Felled Trees and Beaver
Hoping to capture shots of wildlife, we paddled in and out of quiet coves, saw neither a single bird nor animal. We did, however, see signs of beaver. See photos below. Click, then click again to enlarge.
Many property owners around Smith Mountain Lake complain about the damage done by beavers. Some folks have lost nice trees they've planted near the shoreline. I have a friend whose weeping willow looked lovely one day. The next day it had vanished, except for the gnawed trunk. They replanted; lost another. And another.
I know beavers are considered pests, but I remember a February day several years ago when I stepped out on our deck and saw two beavers--Momma and Baby (called a kit)--climb up our bank. I hurried inside, grabbed my Olympus camera (I wore it out, too), and hurried back to the deck. The beavers shuffled around in the dry leaves and small scrub trees. I watched Momma chew off a small branch, nudge Baby, then drop back in the water; Baby followed. I snapped a few pictures. None are very good, but they help me remember.

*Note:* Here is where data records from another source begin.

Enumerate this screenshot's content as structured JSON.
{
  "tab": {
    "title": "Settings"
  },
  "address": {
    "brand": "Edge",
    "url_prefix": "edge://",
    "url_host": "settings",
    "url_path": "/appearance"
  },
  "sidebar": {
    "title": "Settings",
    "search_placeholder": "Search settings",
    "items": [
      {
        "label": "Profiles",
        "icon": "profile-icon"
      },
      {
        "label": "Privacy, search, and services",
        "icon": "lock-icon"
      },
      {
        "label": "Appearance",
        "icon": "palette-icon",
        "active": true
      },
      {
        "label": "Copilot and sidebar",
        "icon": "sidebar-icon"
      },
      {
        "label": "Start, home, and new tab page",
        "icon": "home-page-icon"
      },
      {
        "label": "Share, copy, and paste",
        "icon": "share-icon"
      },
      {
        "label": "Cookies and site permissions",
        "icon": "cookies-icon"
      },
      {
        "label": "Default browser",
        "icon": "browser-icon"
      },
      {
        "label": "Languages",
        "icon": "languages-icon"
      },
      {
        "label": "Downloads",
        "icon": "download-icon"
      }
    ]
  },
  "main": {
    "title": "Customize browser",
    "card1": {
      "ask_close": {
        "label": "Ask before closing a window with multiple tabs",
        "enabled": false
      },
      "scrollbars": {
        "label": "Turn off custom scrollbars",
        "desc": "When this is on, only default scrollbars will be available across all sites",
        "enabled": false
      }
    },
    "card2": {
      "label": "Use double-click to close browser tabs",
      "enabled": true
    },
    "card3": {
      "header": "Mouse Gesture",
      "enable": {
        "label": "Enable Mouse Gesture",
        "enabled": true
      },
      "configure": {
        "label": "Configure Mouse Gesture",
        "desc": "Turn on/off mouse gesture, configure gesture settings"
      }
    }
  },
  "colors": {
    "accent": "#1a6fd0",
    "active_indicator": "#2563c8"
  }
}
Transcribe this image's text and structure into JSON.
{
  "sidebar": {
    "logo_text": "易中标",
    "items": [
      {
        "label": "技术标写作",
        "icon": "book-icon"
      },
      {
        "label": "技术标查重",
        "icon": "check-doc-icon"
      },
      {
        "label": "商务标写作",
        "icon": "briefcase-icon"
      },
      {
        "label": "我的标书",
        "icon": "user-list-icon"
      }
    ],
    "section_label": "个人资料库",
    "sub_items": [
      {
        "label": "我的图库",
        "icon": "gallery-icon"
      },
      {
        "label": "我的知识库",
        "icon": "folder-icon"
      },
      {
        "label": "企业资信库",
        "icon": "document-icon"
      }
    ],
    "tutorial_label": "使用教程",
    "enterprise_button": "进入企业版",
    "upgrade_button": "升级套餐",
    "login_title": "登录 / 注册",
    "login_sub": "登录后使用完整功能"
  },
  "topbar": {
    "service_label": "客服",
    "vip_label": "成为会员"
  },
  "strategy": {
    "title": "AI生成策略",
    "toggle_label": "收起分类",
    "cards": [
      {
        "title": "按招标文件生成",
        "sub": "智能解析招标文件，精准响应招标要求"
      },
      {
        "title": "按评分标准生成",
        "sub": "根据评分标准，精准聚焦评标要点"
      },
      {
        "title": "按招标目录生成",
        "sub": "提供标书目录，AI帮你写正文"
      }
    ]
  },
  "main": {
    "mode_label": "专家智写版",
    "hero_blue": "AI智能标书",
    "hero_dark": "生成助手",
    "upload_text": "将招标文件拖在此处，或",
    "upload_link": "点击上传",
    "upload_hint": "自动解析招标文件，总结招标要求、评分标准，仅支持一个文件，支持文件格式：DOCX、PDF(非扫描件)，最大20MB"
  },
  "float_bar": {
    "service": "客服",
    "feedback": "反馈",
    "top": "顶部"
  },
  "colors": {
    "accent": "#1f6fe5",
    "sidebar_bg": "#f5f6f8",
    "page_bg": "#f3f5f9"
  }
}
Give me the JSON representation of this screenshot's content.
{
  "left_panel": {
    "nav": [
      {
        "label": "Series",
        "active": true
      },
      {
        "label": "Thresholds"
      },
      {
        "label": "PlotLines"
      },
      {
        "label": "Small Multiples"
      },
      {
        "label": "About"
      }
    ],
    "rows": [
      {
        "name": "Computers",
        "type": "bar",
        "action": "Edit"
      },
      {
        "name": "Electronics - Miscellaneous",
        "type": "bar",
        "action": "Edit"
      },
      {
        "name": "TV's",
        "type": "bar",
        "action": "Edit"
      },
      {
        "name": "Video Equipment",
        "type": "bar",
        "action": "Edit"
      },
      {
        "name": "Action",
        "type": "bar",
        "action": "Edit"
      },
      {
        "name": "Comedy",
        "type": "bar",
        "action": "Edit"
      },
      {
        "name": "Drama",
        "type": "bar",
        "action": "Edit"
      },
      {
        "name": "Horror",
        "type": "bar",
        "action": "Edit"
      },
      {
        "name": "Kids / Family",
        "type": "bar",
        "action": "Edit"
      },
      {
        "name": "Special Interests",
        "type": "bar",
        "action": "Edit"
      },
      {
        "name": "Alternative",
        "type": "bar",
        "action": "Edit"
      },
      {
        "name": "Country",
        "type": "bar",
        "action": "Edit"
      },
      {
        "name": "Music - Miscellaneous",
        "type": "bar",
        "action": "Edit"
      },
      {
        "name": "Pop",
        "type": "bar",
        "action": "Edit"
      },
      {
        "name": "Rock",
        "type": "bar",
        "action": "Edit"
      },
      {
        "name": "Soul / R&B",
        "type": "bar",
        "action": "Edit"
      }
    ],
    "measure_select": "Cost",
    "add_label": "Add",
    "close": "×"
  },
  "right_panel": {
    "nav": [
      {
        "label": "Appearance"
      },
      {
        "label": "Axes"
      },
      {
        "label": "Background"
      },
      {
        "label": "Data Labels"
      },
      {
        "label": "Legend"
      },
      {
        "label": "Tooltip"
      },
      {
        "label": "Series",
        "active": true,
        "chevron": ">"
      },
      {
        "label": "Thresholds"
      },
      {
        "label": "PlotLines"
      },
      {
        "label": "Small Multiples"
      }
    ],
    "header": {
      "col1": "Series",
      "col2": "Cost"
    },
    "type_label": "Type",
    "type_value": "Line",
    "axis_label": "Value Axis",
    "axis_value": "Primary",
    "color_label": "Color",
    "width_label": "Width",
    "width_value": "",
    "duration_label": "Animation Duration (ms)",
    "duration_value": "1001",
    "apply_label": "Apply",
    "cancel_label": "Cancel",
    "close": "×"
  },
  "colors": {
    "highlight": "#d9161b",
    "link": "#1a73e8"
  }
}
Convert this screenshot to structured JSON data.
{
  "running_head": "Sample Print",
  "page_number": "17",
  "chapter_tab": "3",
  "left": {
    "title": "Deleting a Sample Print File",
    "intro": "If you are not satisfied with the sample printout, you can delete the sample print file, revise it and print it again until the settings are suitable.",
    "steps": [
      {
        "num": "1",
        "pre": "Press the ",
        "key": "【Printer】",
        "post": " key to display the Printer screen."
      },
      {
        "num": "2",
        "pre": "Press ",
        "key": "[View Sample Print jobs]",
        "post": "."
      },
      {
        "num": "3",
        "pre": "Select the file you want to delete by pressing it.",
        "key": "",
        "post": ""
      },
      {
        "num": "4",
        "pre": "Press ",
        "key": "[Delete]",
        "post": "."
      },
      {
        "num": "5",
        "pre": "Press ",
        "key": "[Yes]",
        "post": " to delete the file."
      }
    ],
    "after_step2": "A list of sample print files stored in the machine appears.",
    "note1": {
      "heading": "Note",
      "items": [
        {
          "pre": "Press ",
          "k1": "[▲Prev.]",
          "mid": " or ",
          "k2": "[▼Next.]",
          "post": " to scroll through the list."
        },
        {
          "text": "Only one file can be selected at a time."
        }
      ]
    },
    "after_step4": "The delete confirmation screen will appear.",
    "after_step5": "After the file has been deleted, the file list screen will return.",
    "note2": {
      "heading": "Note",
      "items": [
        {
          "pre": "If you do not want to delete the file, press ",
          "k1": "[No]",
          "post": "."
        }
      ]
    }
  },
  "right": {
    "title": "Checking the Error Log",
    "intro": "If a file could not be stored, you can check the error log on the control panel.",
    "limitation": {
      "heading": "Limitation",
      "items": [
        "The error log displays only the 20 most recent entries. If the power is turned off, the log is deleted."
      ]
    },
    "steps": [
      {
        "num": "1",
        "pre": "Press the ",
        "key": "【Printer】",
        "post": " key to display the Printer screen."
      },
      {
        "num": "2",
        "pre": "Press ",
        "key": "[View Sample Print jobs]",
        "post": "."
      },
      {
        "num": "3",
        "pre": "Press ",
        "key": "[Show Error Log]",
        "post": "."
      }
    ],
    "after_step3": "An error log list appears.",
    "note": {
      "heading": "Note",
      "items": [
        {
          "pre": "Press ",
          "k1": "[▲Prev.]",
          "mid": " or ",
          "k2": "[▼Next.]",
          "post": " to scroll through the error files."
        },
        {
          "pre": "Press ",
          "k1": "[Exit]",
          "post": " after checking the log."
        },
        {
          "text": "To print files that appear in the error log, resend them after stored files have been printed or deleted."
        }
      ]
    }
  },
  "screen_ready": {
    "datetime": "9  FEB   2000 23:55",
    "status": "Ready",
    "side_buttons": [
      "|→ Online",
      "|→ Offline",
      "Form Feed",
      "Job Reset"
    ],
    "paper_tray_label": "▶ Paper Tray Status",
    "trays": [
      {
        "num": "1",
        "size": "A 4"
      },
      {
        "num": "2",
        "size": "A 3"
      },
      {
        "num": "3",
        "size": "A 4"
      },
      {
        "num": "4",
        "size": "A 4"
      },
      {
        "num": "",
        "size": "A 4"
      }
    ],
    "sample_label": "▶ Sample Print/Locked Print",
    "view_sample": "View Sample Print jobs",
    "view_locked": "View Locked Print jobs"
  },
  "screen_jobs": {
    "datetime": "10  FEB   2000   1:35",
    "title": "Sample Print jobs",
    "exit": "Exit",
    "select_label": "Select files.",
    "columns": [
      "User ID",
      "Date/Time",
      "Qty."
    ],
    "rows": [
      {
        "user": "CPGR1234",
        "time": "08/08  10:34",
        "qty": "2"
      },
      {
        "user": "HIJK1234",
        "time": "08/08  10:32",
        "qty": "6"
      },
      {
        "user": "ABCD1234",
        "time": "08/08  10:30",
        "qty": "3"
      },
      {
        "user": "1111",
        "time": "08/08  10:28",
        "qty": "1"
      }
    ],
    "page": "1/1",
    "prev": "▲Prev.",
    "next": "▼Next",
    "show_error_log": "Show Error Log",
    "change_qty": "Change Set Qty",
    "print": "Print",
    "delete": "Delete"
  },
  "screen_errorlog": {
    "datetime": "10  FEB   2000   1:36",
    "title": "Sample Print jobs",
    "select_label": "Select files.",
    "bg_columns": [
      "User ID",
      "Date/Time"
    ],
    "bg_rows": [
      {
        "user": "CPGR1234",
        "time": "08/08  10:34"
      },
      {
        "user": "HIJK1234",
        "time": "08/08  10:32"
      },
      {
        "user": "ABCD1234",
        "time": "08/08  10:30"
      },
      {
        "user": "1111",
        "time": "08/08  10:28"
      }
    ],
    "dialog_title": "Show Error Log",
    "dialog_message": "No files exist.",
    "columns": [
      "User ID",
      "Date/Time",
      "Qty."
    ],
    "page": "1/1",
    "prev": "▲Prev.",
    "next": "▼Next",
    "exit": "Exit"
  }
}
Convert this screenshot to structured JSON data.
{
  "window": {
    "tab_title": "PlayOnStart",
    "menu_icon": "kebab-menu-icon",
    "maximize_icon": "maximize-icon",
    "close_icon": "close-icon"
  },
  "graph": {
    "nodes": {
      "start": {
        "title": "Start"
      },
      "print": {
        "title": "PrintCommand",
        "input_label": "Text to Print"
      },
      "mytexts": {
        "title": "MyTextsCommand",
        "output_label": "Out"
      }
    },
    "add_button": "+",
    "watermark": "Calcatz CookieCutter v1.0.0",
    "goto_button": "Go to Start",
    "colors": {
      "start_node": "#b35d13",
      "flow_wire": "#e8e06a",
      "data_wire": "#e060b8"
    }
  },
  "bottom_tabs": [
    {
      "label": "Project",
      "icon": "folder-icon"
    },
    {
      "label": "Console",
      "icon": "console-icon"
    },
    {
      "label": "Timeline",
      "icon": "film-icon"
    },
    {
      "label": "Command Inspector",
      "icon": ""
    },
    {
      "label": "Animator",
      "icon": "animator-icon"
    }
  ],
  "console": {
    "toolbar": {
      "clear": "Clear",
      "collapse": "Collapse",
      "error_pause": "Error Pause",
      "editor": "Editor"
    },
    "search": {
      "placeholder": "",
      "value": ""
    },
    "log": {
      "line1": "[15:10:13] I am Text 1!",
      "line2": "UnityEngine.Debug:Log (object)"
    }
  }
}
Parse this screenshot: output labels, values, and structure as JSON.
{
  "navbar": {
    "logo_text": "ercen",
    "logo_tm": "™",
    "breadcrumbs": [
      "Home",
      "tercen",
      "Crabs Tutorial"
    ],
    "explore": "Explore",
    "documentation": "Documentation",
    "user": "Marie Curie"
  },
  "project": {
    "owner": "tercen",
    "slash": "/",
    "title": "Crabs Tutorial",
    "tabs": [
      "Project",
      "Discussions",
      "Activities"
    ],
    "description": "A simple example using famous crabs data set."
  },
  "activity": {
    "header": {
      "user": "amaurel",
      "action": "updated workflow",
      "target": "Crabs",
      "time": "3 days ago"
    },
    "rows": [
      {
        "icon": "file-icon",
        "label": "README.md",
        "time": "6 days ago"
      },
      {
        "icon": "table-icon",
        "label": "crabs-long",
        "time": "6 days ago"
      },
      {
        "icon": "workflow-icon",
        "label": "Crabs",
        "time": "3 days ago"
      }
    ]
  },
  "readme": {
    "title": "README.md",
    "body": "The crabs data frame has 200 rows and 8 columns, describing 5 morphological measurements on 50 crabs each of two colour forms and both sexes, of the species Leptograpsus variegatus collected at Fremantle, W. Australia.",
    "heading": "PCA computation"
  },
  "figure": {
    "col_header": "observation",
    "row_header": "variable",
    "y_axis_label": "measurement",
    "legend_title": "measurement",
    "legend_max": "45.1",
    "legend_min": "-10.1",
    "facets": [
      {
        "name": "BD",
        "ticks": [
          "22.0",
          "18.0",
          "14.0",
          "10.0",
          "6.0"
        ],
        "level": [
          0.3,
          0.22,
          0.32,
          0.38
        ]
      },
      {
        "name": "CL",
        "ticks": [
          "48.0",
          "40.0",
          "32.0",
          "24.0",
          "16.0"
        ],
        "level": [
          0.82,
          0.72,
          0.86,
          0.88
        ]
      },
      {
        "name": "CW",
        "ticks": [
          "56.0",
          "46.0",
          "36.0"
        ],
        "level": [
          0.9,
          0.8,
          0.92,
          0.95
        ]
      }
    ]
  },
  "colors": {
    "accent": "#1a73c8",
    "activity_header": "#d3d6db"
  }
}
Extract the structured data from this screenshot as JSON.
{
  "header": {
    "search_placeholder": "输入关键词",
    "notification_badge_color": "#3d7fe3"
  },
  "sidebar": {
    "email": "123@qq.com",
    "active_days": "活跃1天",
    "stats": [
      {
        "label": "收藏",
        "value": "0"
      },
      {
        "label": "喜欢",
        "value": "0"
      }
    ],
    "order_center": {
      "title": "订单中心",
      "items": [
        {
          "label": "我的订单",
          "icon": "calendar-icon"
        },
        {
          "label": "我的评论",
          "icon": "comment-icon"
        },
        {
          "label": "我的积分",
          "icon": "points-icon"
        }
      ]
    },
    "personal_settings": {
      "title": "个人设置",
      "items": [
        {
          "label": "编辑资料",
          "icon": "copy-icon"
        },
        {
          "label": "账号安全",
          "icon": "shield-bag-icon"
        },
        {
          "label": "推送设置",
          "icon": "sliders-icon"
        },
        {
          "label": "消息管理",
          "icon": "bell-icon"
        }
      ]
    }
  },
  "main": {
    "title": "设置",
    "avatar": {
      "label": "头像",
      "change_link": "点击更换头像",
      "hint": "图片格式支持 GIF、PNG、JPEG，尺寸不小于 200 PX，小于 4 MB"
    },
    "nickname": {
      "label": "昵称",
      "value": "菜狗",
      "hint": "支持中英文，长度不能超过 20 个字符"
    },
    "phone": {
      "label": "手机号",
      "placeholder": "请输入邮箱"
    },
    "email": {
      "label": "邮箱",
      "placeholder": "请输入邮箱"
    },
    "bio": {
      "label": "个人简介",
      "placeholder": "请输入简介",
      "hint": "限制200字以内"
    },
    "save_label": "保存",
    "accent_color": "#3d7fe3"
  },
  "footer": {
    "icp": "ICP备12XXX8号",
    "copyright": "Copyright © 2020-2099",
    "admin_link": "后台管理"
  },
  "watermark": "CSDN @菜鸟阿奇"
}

The pair was almost out of camera range before Momma stopped swimming and faced Baby. For about 30 seconds, Momma and Baby "conversed." Fascinated, I continued to watch as both beavers swam back to the edge of the bank. Momma waited in the water while Baby climbed up the bank, gnawed off a twig, and returned to the lake. I missed those pictures, and wish I'd had time to set up a video camera for the whole event.
To learn more about beavers, visit the youtube sites below.